The State of Mediterranean Forests 2018 (http://www.fao.org/3/CA2081EN/ca2081en.PDF) establishes that tourism is one of the primary drivers of environmental degradation, along with urbanization, transport, business and industry, and agricultural developments.
Tourism is a key pillar of Mediterranean economies, a constant source of employment (11.5% of the total number of jobs in 2014) and economic growth (11.3% of the region’s GDP). Tourism is, therefore, a potential source of income for local populations, under conditions of sustainable management. Tourism, while currently a source of environmental degradation, can also be considered a service provided by ecosystems, particularly forest ecosystems. Unfortunately, the prospect of deriving short-term financial benefits from tourism outweigh incentives to conserve biodiversity and ecosystem services.
The INHERIT INTERREG MED integrated project on “Sustainable tourism strategies to conserve and valorise the Mediterranean coastal and maritime natural heritage”, aims to enhance protection measures while promoting valuable natural heritage in a sustainable manner.
One of its objectives is to take inspiration from best practices experiences in the Mediterranean coastal areas to replicate and scale up, at local, regional and national levels, efficient and sustainable protection policies, compatible with rapid tourism development in the Med area. The strategy is to seek bottom-up mechanisms, implemented from a local scale and engaging different types of stakeholders (private sector, public administration, civil society, residents) to ensure its adoption and implementation in a long-lasting fashion.
Three results were initially expected in this project:
Identification, networking, and collaboration to highlight best bottom-up protection measures
Conception and experimentation of measures through pilot sites
Conception and valorisation of INHERITURA areas in partner territories, and capitalisation of experience through the public sector to inspire positive change
The Region of Murcia is one of the project partners. The National Park of Sierra Espuña contains Murcia's largest extensions of forest, as well as its most emblematic areas of natural heritage. Its modern verdure is due in large part to reforestation campaigns carried out towards the end of the 19th Century by Murcian philanthropist Ricardo Codorníu, known by the nickname the Tree Apostle. Sierra Espuña is one of the leading examples of building sustainable tourism and ensuring valorisation of natural landscapes to stimulate local economy in the INHERIT project.
Lastly, the BleuTourMed horizontal project coordinates and harmonizes the results from all sustainable tourism European projects, so as to increase their impact in advocacy, capitalisation, experience-sharing and dissemination of results, including to the Southern and Eastern sides of the Mediterranean basin.
Present the conclusions of the State of Mediterranean Forests 2018 on tourism-related impacts
Present the Sierra Espuña case study as a best practice example
Present and promote the actions led by the INHERIT and BleuTourMed projects

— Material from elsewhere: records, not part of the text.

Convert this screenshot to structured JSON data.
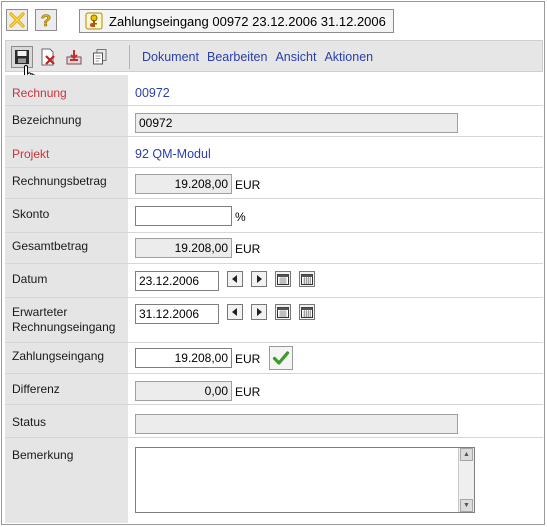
{
  "tab": {
    "title": "Zahlungseingang 00972 23.12.2006 31.12.2006"
  },
  "icons": {
    "close": "close-x-icon",
    "help": "help-question-icon",
    "tab": "payment-key-icon",
    "save": "save-disk-icon",
    "delete": "delete-document-icon",
    "inbox": "inbox-tray-icon",
    "copy": "copy-pages-icon",
    "ok": "checkmark-icon"
  },
  "menu": {
    "dokument": "Dokument",
    "bearbeiten": "Bearbeiten",
    "ansicht": "Ansicht",
    "aktionen": "Aktionen"
  },
  "labels": {
    "rechnung": "Rechnung",
    "bezeichnung": "Bezeichnung",
    "projekt": "Projekt",
    "rechnungsbetrag": "Rechnungsbetrag",
    "skonto": "Skonto",
    "gesamtbetrag": "Gesamtbetrag",
    "datum": "Datum",
    "erwarteter_1": "Erwarteter",
    "erwarteter_2": "Rechnungseingang",
    "zahlungseingang": "Zahlungseingang",
    "differenz": "Differenz",
    "status": "Status",
    "bemerkung": "Bemerkung"
  },
  "values": {
    "rechnung": "00972",
    "bezeichnung": "00972",
    "projekt": "92 QM-Modul",
    "rechnungsbetrag": "19.208,00",
    "skonto": "",
    "gesamtbetrag": "19.208,00",
    "datum": "23.12.2006",
    "erwarteter_rechnungseingang": "31.12.2006",
    "zahlungseingang": "19.208,00",
    "differenz": "0,00",
    "status": "",
    "bemerkung": ""
  },
  "units": {
    "eur": "EUR",
    "percent": "%"
  },
  "colors": {
    "label_required": "#c8343a",
    "link": "#2b3fa8",
    "label_bg": "#e5e5e5",
    "check": "#3a9a2a"
  }
}
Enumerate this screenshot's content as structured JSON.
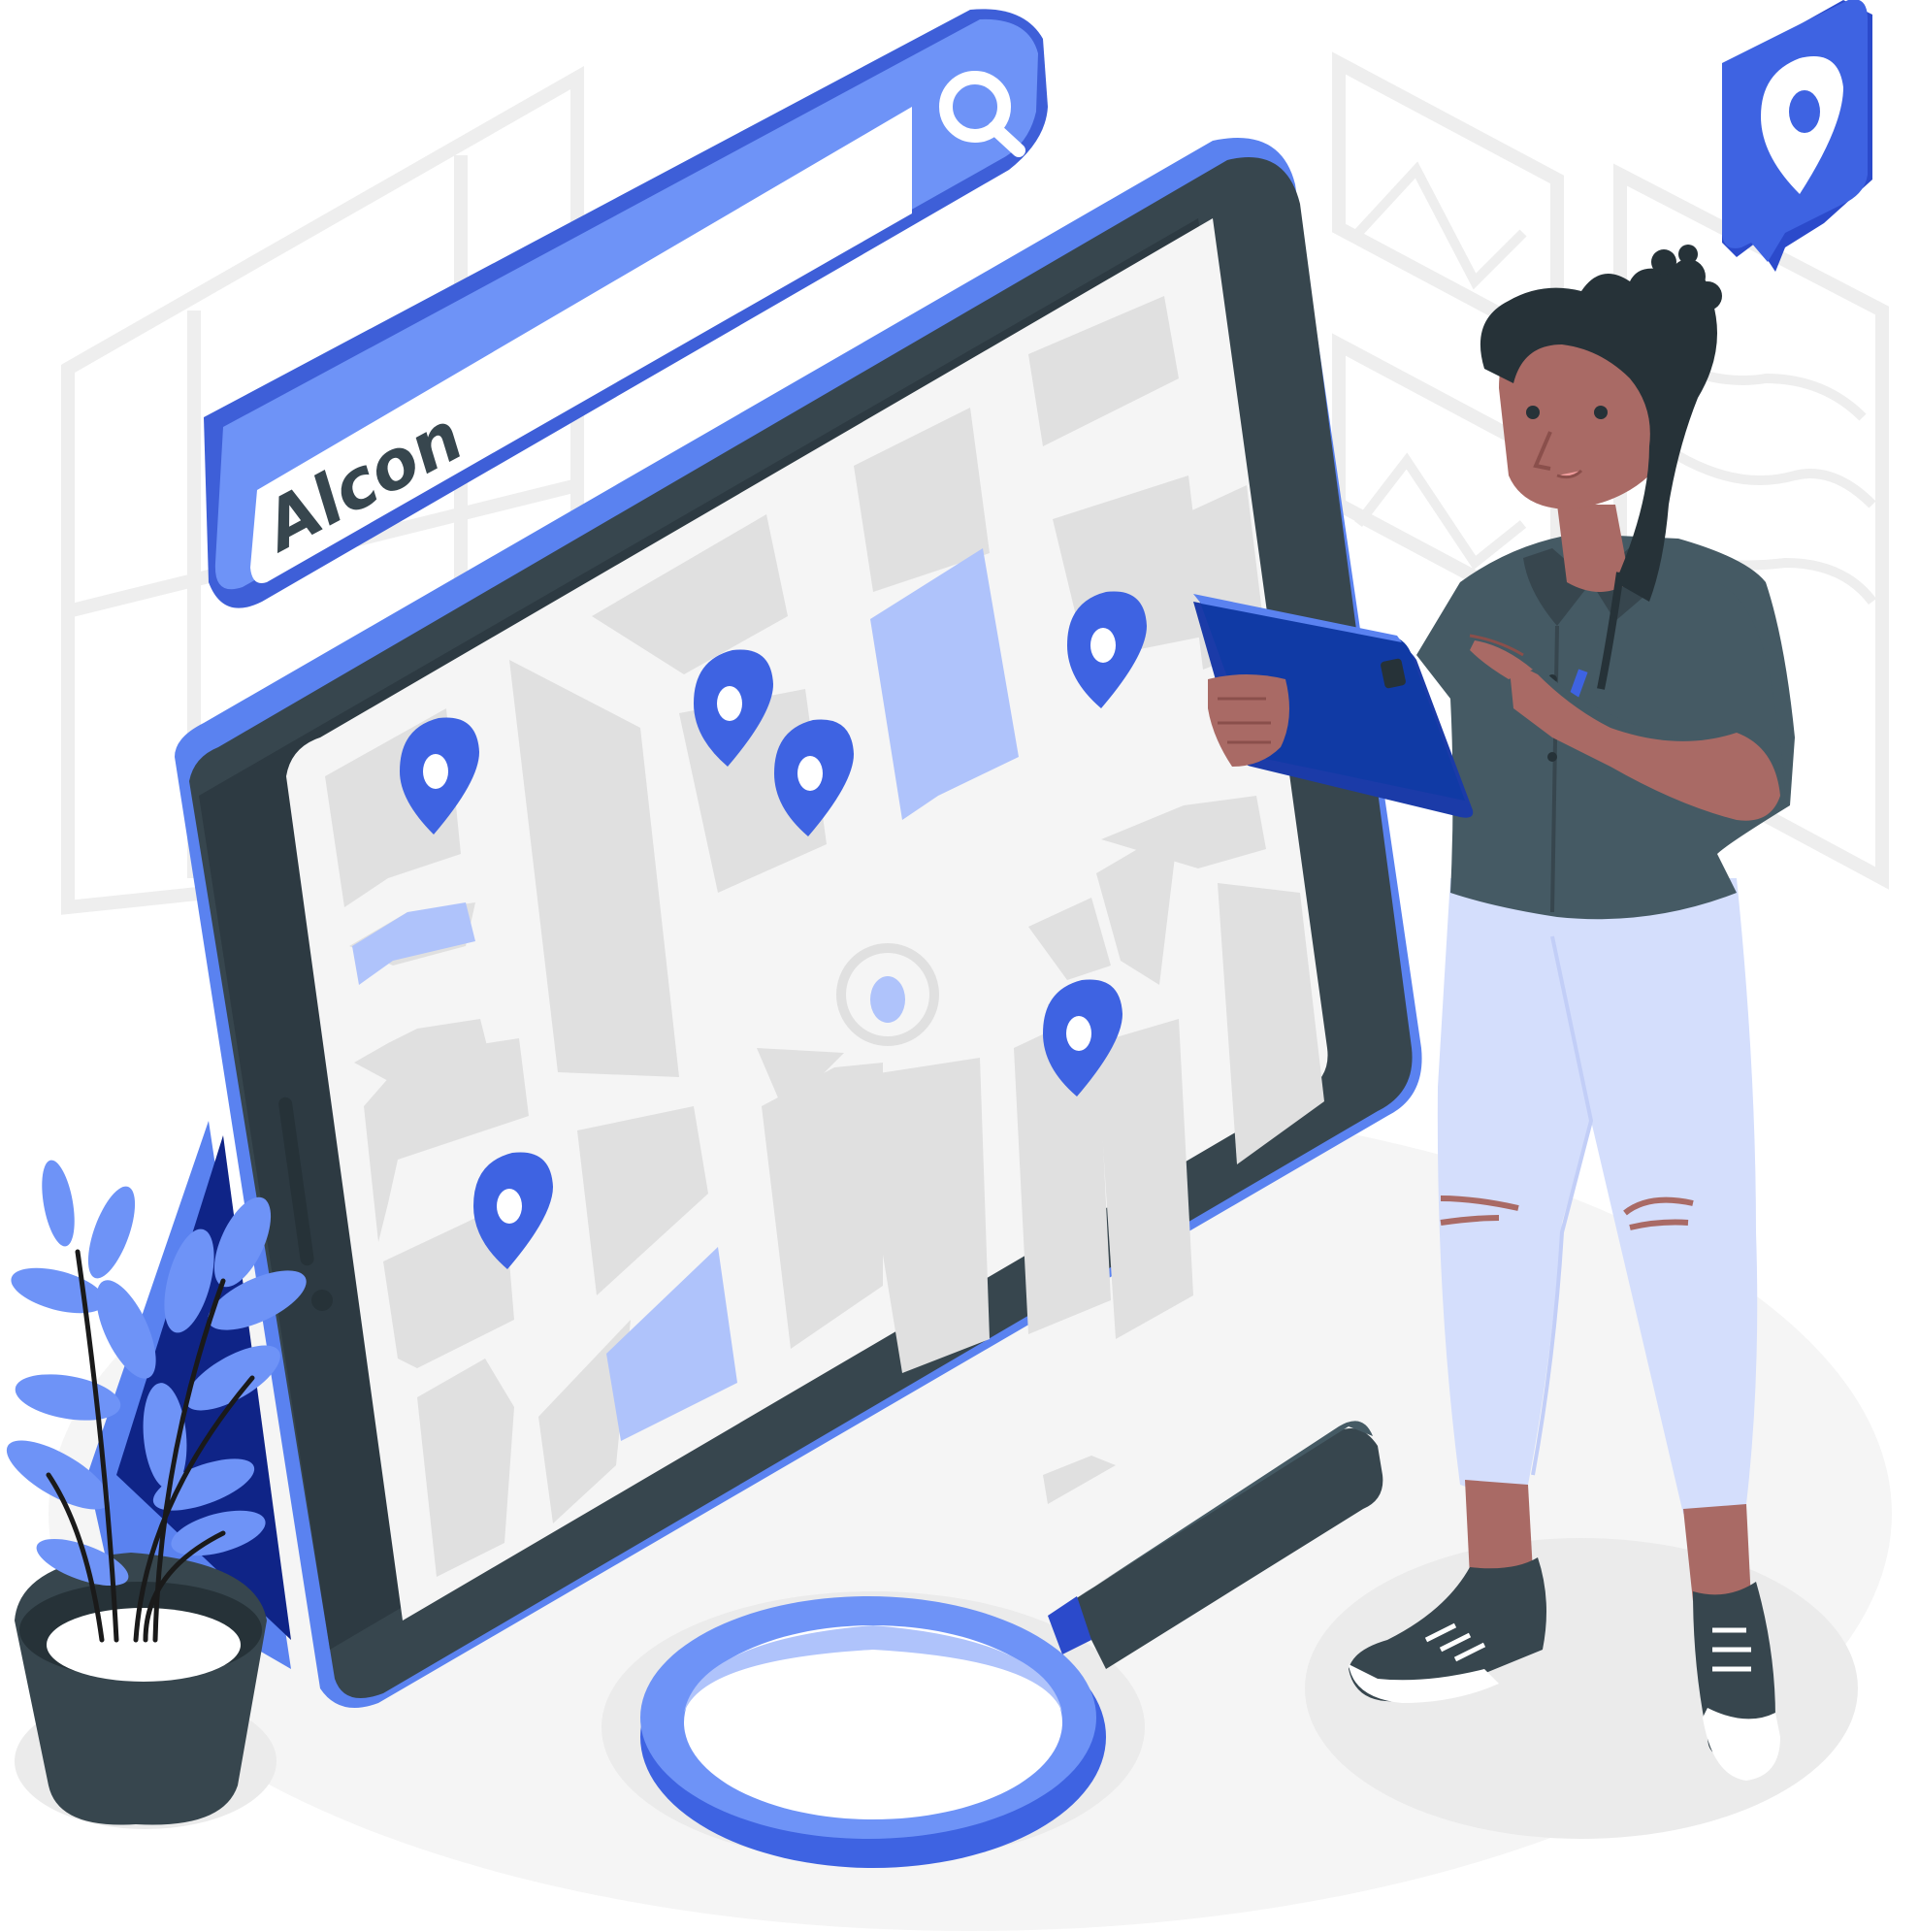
{
  "search_bar": {
    "query": "Alcon",
    "icon": "search-icon"
  },
  "floating_badge": {
    "icon": "map-pin-icon"
  },
  "map": {
    "pin_icon": "map-pin-icon",
    "pin_count": 7
  },
  "icons": {
    "magnifier": "magnifying-glass-icon",
    "tablet": "tablet-icon",
    "plant": "potted-plant-icon",
    "picture_frames": "image-frame-icon"
  },
  "colors": {
    "accent": "#5A82F0",
    "accent_dark": "#3E5FD8",
    "accent_light": "#AFC3FB",
    "device_dark": "#37464E",
    "map_block": "#E0E0E0",
    "map_road": "#F5F5F5",
    "skin": "#A96A65",
    "jeans": "#D4DEFC"
  }
}
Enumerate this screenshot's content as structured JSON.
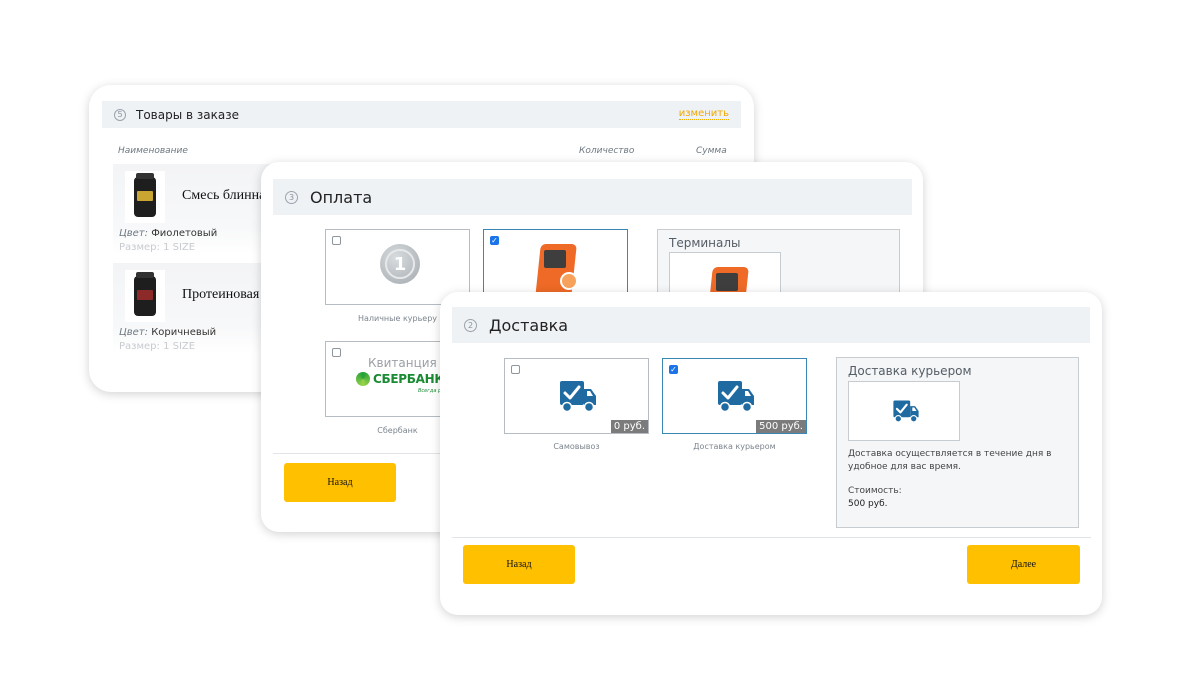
{
  "order": {
    "step": "5",
    "title": "Товары в заказе",
    "change_link": "изменить",
    "columns": {
      "name": "Наименование",
      "quantity": "Количество",
      "sum": "Сумма"
    },
    "products": [
      {
        "name": "Смесь блинна",
        "color_label": "Цвет:",
        "color_value": "Фиолетовый",
        "size": "Размер: 1 SIZE"
      },
      {
        "name": "Протеиновая ,",
        "color_label": "Цвет:",
        "color_value": "Коричневый",
        "size": "Размер: 1 SIZE"
      }
    ]
  },
  "payment": {
    "step": "3",
    "title": "Оплата",
    "options": [
      {
        "caption": "Наличные курьеру",
        "checked": false,
        "icon": "coin-icon"
      },
      {
        "caption": "",
        "checked": true,
        "icon": "terminal-kiosk-icon"
      },
      {
        "caption": "Сбербанк",
        "checked": false,
        "icon": "sberbank-logo",
        "label": "Квитанция",
        "logo_text": "СБЕРБАНК",
        "logo_sub": "Всегда рядом"
      }
    ],
    "panel": {
      "title": "Терминалы"
    },
    "back_button": "Назад"
  },
  "delivery": {
    "step": "2",
    "title": "Доставка",
    "options": [
      {
        "caption": "Самовывоз",
        "price": "0 руб.",
        "checked": false,
        "icon": "truck-check-icon"
      },
      {
        "caption": "Доставка курьером",
        "price": "500 руб.",
        "checked": true,
        "icon": "truck-check-icon"
      }
    ],
    "panel": {
      "title": "Доставка курьером",
      "description": "Доставка осуществляется в течение дня в удобное для вас время.",
      "cost_label": "Стоимость:",
      "cost_value": "500 руб."
    },
    "back_button": "Назад",
    "next_button": "Далее"
  },
  "colors": {
    "accent_yellow": "#ffc000",
    "truck_blue": "#1f6aa0",
    "kiosk_orange": "#ee6a26",
    "link_orange": "#f2a900"
  }
}
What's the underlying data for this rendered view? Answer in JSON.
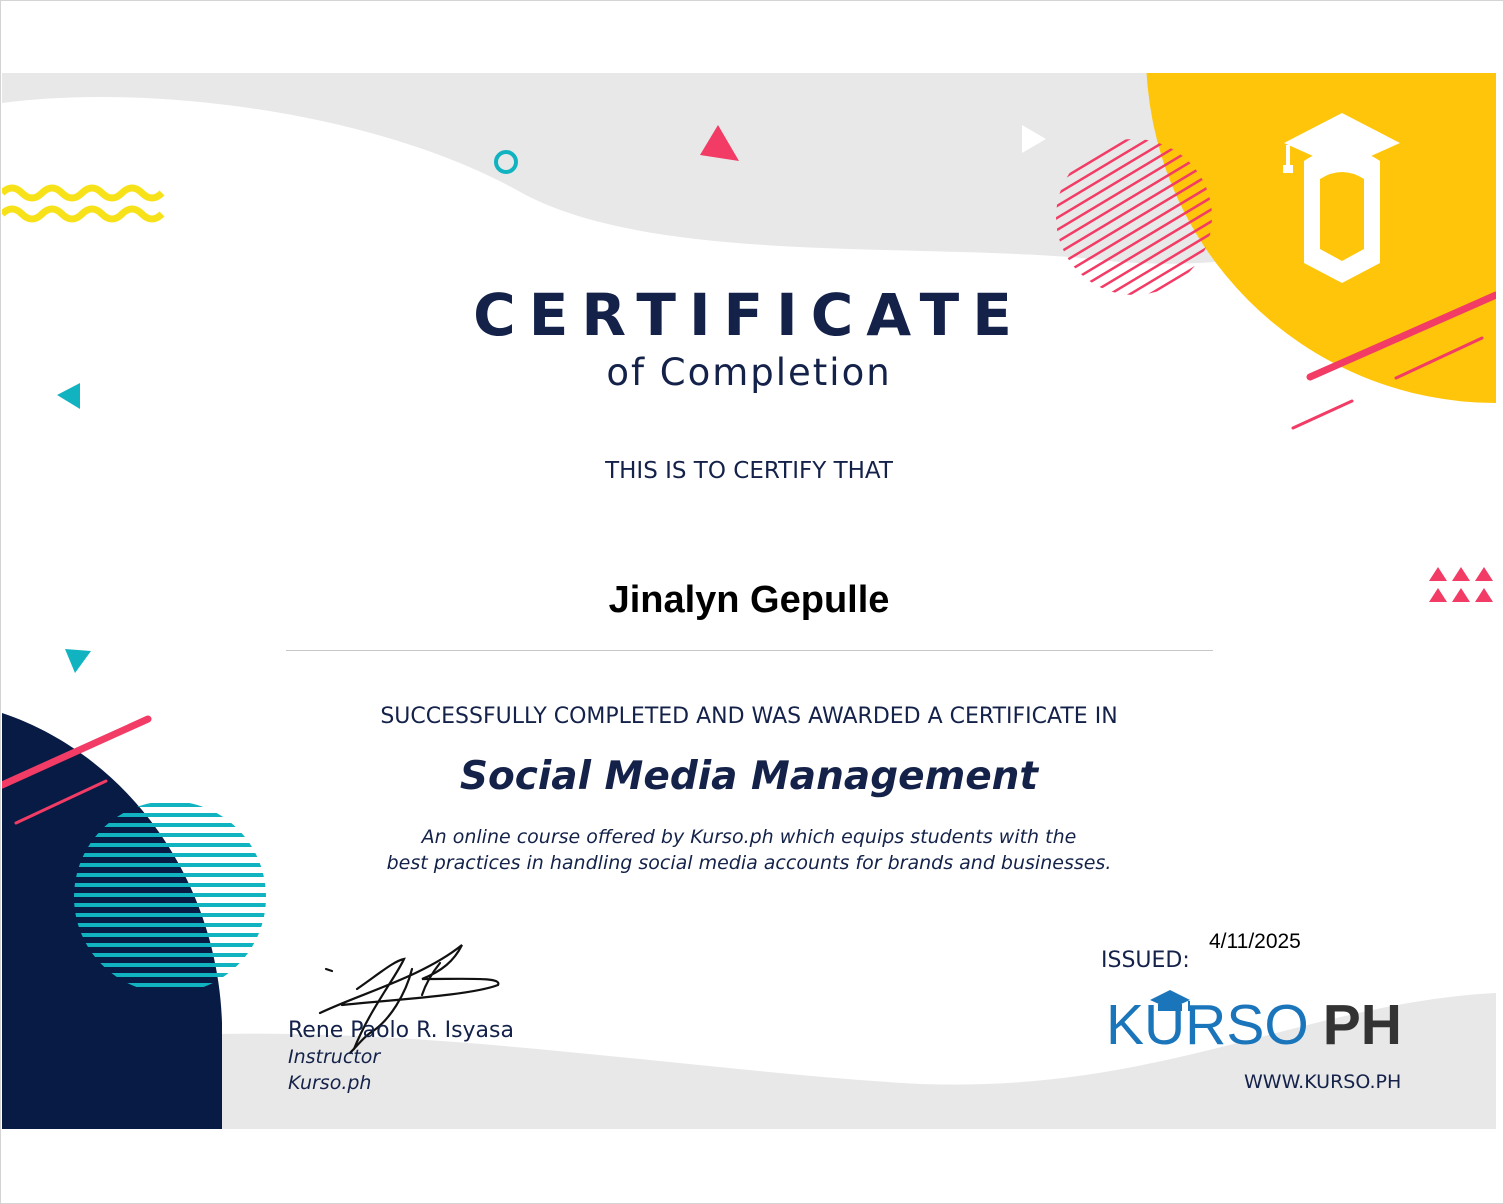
{
  "certificate": {
    "title": "CERTIFICATE",
    "subtitle": "of Completion",
    "certify_line": "THIS IS TO CERTIFY THAT",
    "recipient_name": "Jinalyn Gepulle",
    "awarded_line": "SUCCESSFULLY COMPLETED AND WAS AWARDED A CERTIFICATE IN",
    "course_title": "Social Media Management",
    "description_line_1": "An online course offered by Kurso.ph which equips students with the",
    "description_line_2": "best practices in handling social media accounts for brands and businesses."
  },
  "signatory": {
    "name": "Rene Paolo R. Isyasa",
    "role": "Instructor",
    "organization": "Kurso.ph"
  },
  "issue": {
    "label": "ISSUED:",
    "date": "4/11/2025"
  },
  "brand": {
    "wordmark_primary": "KURSO",
    "wordmark_secondary": "PH",
    "website": "WWW.KURSO.PH"
  },
  "icons": {
    "top_right_emblem": "graduation-cap-icon",
    "logo_cap": "graduation-cap-icon",
    "signature": "signature-mark"
  },
  "colors": {
    "navy": "#14224a",
    "yellow": "#ffc50a",
    "pink": "#f23b65",
    "teal": "#12b3c0",
    "brand_blue": "#1b75bb",
    "wave_gray": "#e8e8e8",
    "dark_navy": "#071b44"
  }
}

Inform the participants on the achievements and current situation of the projects
Attract and inform potential stakeholders for replication
Forestry Policy and Resources Division (FOA)
Food and Agriculture Organization of the United Nations